### What you will do
What lines below mention the word "JSON"? Copy each one.

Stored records
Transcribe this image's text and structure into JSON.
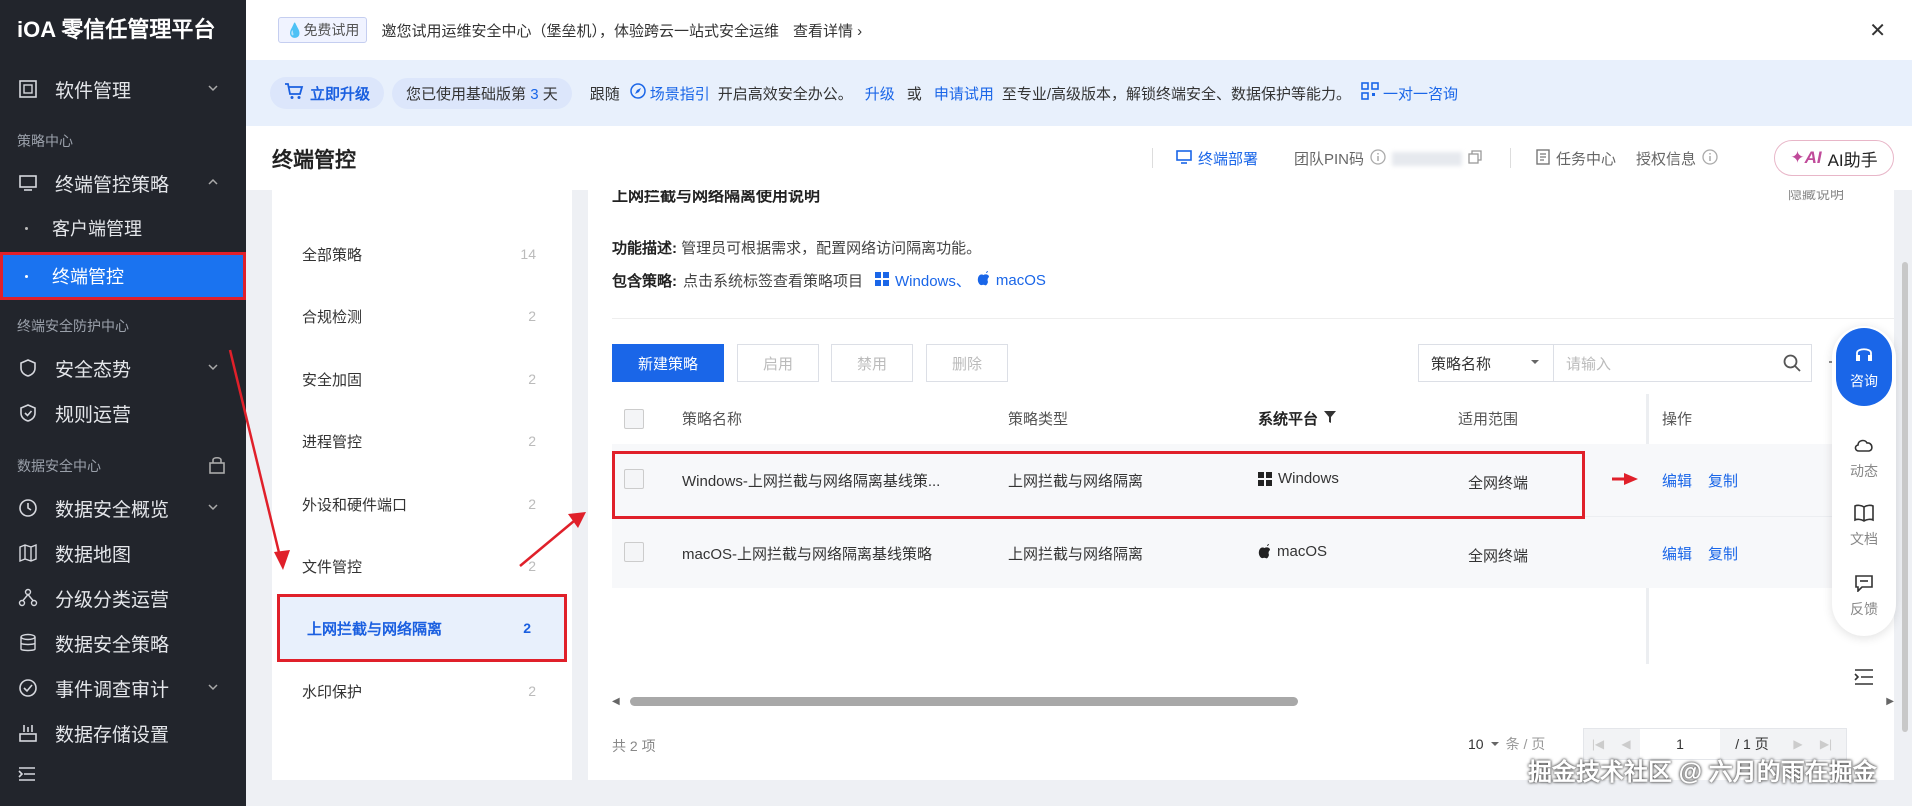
{
  "brand": "iOA 零信任管理平台",
  "sidebar": {
    "software": "软件管理",
    "sec_policy": "策略中心",
    "terminal_policy": "终端管控策略",
    "client_mgmt": "客户端管理",
    "terminal_control": "终端管控",
    "sec_protect": "终端安全防护中心",
    "security_posture": "安全态势",
    "rule_ops": "规则运营",
    "sec_data": "数据安全中心",
    "data_overview": "数据安全概览",
    "data_map": "数据地图",
    "classify": "分级分类运营",
    "data_policy": "数据安全策略",
    "event_audit": "事件调查审计",
    "data_storage": "数据存储设置"
  },
  "notice": {
    "tag": "免费试用",
    "text": "邀您试用运维安全中心（堡垒机），体验跨云一站式安全运维",
    "detail": "查看详情"
  },
  "upgrade": {
    "button": "立即升级",
    "days_prefix": "您已使用基础版第",
    "days": "3",
    "days_suffix": "天",
    "follow": "跟随",
    "guide": "场景指引",
    "start": "开启高效安全办公。",
    "up": "升级",
    "or": "或",
    "apply": "申请试用",
    "rest": "至专业/高级版本，解锁终端安全、数据保护等能力。",
    "consult": "一对一咨询"
  },
  "header": {
    "title": "终端管控",
    "deploy": "终端部署",
    "pin": "团队PIN码",
    "tasks": "任务中心",
    "license": "授权信息",
    "ai": "AI助手"
  },
  "categories": [
    {
      "label": "全部策略",
      "count": "14"
    },
    {
      "label": "合规检测",
      "count": "2"
    },
    {
      "label": "安全加固",
      "count": "2"
    },
    {
      "label": "进程管控",
      "count": "2"
    },
    {
      "label": "外设和硬件端口",
      "count": "2"
    },
    {
      "label": "文件管控",
      "count": "2"
    },
    {
      "label": "上网拦截与网络隔离",
      "count": "2"
    },
    {
      "label": "水印保护",
      "count": "2"
    }
  ],
  "main": {
    "section_title": "上网拦截与网络隔离使用说明",
    "hide": "隐藏说明",
    "func_label": "功能描述:",
    "func_text": "管理员可根据需求，配置网络访问隔离功能。",
    "incl_label": "包含策略:",
    "incl_text": "点击系统标签查看策略项目",
    "tag_windows": "Windows、",
    "tag_macos": "macOS",
    "btn_new": "新建策略",
    "btn_enable": "启用",
    "btn_disable": "禁用",
    "btn_delete": "删除",
    "select": "策略名称",
    "search_placeholder": "请输入",
    "columns": [
      "策略名称",
      "策略类型",
      "系统平台",
      "适用范围",
      "操作"
    ],
    "rows": [
      {
        "name": "Windows-上网拦截与网络隔离基线策...",
        "type": "上网拦截与网络隔离",
        "platform": "Windows",
        "scope": "全网终端",
        "edit": "编辑",
        "copy": "复制"
      },
      {
        "name": "macOS-上网拦截与网络隔离基线策略",
        "type": "上网拦截与网络隔离",
        "platform": "macOS",
        "scope": "全网终端",
        "edit": "编辑",
        "copy": "复制"
      }
    ],
    "total": "共 2 项",
    "page_size": "10",
    "per_page": "条 / 页",
    "page": "1",
    "pages": "/ 1 页"
  },
  "float": {
    "consult": "咨询",
    "dynamic": "动态",
    "docs": "文档",
    "feedback": "反馈"
  },
  "watermark": "掘金技术社区 @ 六月的雨在掘金",
  "colors": {
    "primary": "#1a66e8",
    "sidebar_bg": "#22252c",
    "highlight": "#e0202a"
  }
}
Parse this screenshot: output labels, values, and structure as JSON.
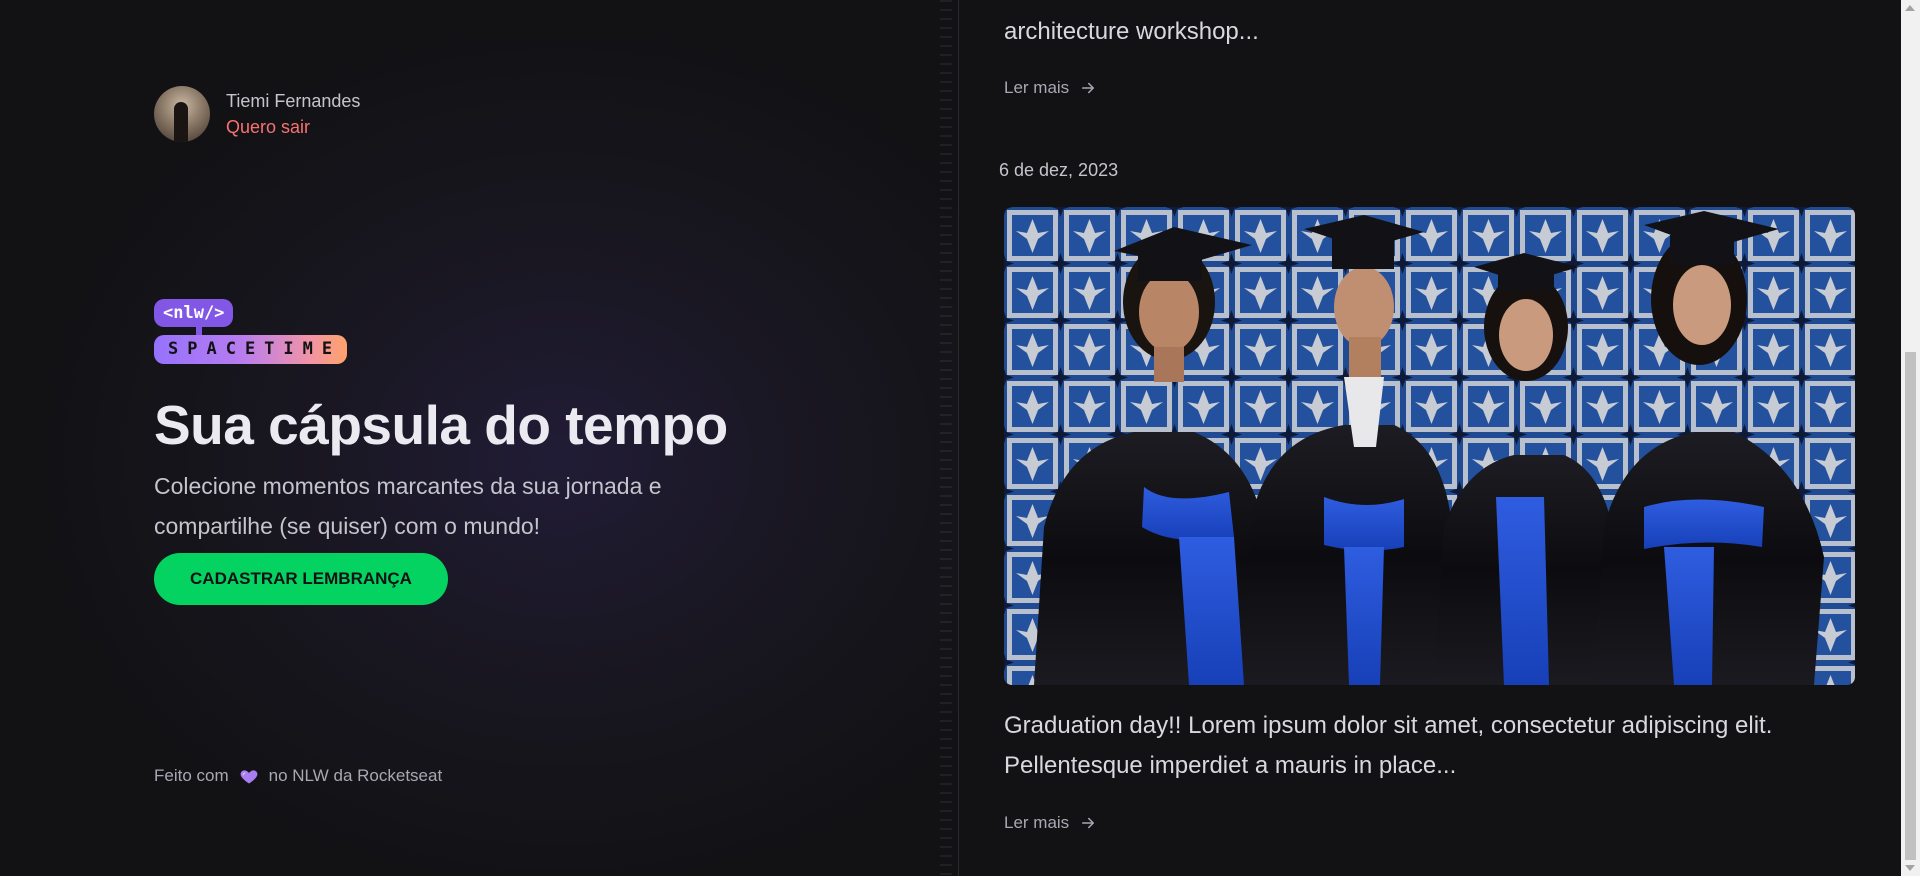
{
  "user": {
    "name": "Tiemi Fernandes",
    "logout_label": "Quero sair"
  },
  "logo": {
    "top_text": "<nlw/>",
    "bottom_text": "SPACETIME"
  },
  "hero": {
    "title": "Sua cápsula do tempo",
    "subtitle": "Colecione momentos marcantes da sua jornada e compartilhe (se quiser) com o mundo!",
    "cta_label": "CADASTRAR LEMBRANÇA"
  },
  "footer": {
    "prefix": "Feito com",
    "suffix": "no NLW da Rocketseat",
    "icon": "heart-icon"
  },
  "memories": [
    {
      "excerpt": "architecture workshop...",
      "read_more": "Ler mais"
    },
    {
      "date": "6 de dez, 2023",
      "image_alt": "Graduation photo",
      "excerpt": "Graduation day!! Lorem ipsum dolor sit amet, consectetur adipiscing elit. Pellentesque imperdiet a mauris in place...",
      "read_more": "Ler mais"
    }
  ],
  "colors": {
    "accent_green": "#04d361",
    "logout_red": "#f87171",
    "brand_purple": "#8257e5",
    "background": "#121215"
  }
}
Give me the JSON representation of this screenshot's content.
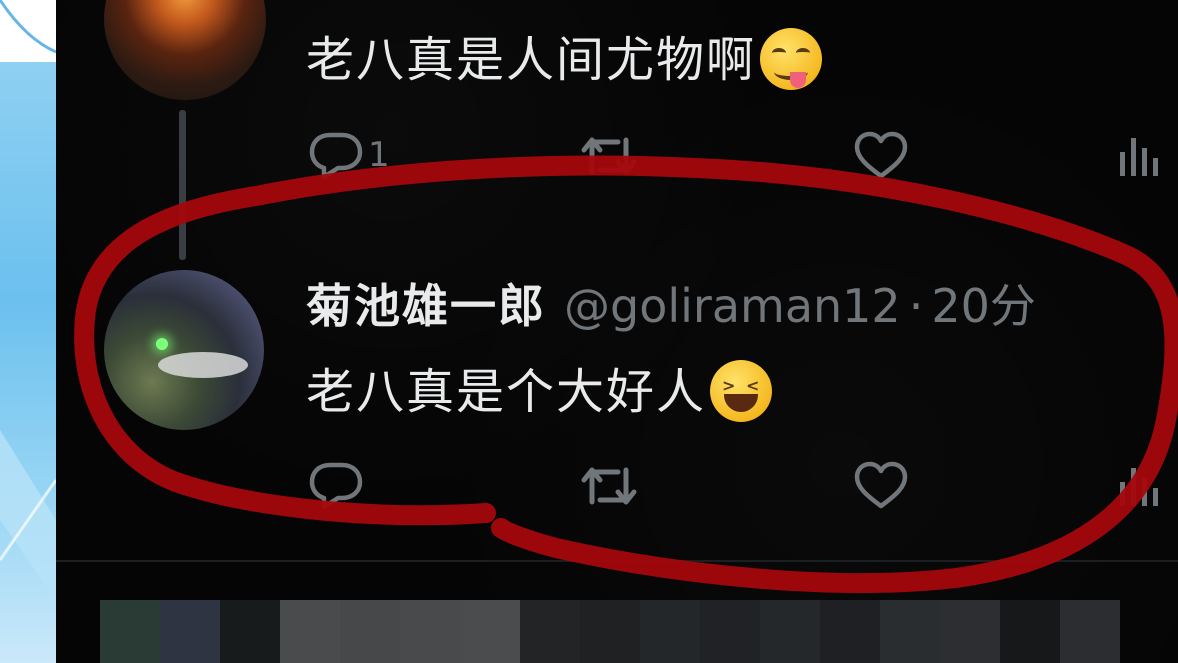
{
  "colors": {
    "background": "#050505",
    "text_primary": "#e9eaeb",
    "text_secondary": "#71767b",
    "annotation_red": "#a4070d",
    "side_panel_blue": "#6bc0ee"
  },
  "tweets": [
    {
      "text": "老八真是人间尤物啊",
      "emoji": "yum-emoji",
      "actions": {
        "reply_icon": "reply-icon",
        "reply_count": "1",
        "retweet_icon": "retweet-icon",
        "like_icon": "heart-icon",
        "views_icon": "views-icon"
      }
    },
    {
      "display_name": "菊池雄一郎",
      "handle": "@goliraman12",
      "separator": "·",
      "time": "20分",
      "text": "老八真是个大好人",
      "emoji": "laughing-emoji",
      "actions": {
        "reply_icon": "reply-icon",
        "retweet_icon": "retweet-icon",
        "like_icon": "heart-icon",
        "views_icon": "views-icon"
      }
    }
  ],
  "pixel_strip_colors": [
    "#2a3a35",
    "#2e3442",
    "#181b1c",
    "#4a4b4c",
    "#474849",
    "#494a4b",
    "#4b4c4d",
    "#222426",
    "#1f2123",
    "#24272a",
    "#202225",
    "#25282b",
    "#1e2023",
    "#2a2d30",
    "#2c2e31",
    "#16181a",
    "#2b2d30"
  ]
}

### Answer space
Transcribe this image's text and structure into JSON.
Parse this screenshot: output labels, values, and structure as JSON.
Give me the JSON representation of this screenshot's content.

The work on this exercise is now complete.